The European Central Bank helped to avert a credit crunch by flooding the euro zone’s banking system with over Euro 1 trillion ($1.3 trillion) in cheap three-year loans, and also loosened the rules on what collateral it would accept from banks in exchange for the funding.
The Bundesbank has warned of the increasing risks the euro zone’s central banks have taken on as a result of such steps and this is also reflected in its balance sheet.

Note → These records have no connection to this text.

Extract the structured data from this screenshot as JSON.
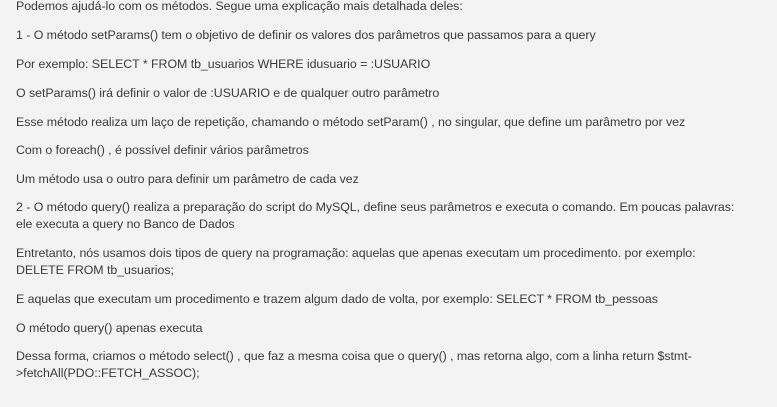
{
  "post": {
    "paragraphs": [
      "Podemos ajudá-lo com os métodos. Segue uma explicação mais detalhada deles:",
      "1 - O método setParams() tem o objetivo de definir os valores dos parâmetros que passamos para a query",
      "Por exemplo: SELECT * FROM tb_usuarios WHERE idusuario = :USUARIO",
      "O setParams() irá definir o valor de :USUARIO e de qualquer outro parâmetro",
      "Esse método realiza um laço de repetição, chamando o método setParam() , no singular, que define um parâmetro por vez",
      "Com o foreach() , é possível definir vários parâmetros",
      "Um método usa o outro para definir um parâmetro de cada vez",
      "2 - O método query() realiza a preparação do script do MySQL, define seus parâmetros e executa o comando. Em poucas palavras:\nele executa a query no Banco de Dados",
      "Entretanto, nós usamos dois tipos de query na programação: aquelas que apenas executam um procedimento. por exemplo:\nDELETE FROM tb_usuarios;",
      "E aquelas que executam um procedimento e trazem algum dado de volta, por exemplo: SELECT * FROM tb_pessoas",
      "O método query() apenas executa",
      "Dessa forma, criamos o método select() , que faz a mesma coisa que o query() , mas retorna algo, com a linha return $stmt-\n>fetchAll(PDO::FETCH_ASSOC);"
    ]
  }
}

The Bundesbank’s 2011 profit fell to Euro 643 million from Euro 2.2 billion in 2010 as it raised its provisions for risks related to credit, exchange rate, gold and other prices by Euro 4.1 billion compared with an increase of Euro 1.6 billion in the previous year.
“The main reason for the decline in profit is the increase in risk provisions,” said Bundesbank president Jens Weidmann, who is also a member of the European Central Bank’s governing council.
“The counterparty credit risks arising from the government bond purchase programme and refinancing business have increased perceptibly as a result of the larger volume and the higher degree of risk,” Weidmann added.
Such risks are also reflected in the euro zone’s cross-border payment system, TARGET2, in which the Bundesbank has accumulated claims of around Euro 500 billion — the highest position of any euro zone central bank payment system.Weidmann, who also sits on the ECB’s governing council, had raised his concern about the ECB’s extensive liquidity provision already in February and tension between the Bundesbank and the ECB came to a head two weeks ago when a confidential letter from Weidmann to ECB president Mario Draghi was leaked to German newspaper Frankfurter Allgemeine Zeitung.
In an editorial published on Tuesday in the Zeitung and Dutch daily Het Financieele Dagblad, Weidmann repeated his concern about the TARGET2 imbalances, but said this did not pose a risk to its balance sheet.
“For me, the Bundesbank’s TARGET2 claims do not pose a standalone risk, because I think a breakup of the currency union is simply absurd,” Weidmann wrote.
He added he did not expect a euro zone member with TARGET2 liabilities to leave the currency union, and even in such an unthinkable event, the losses would be shared by all central banks in the euro system according to the individual share of paid-in capital - known as the capital key.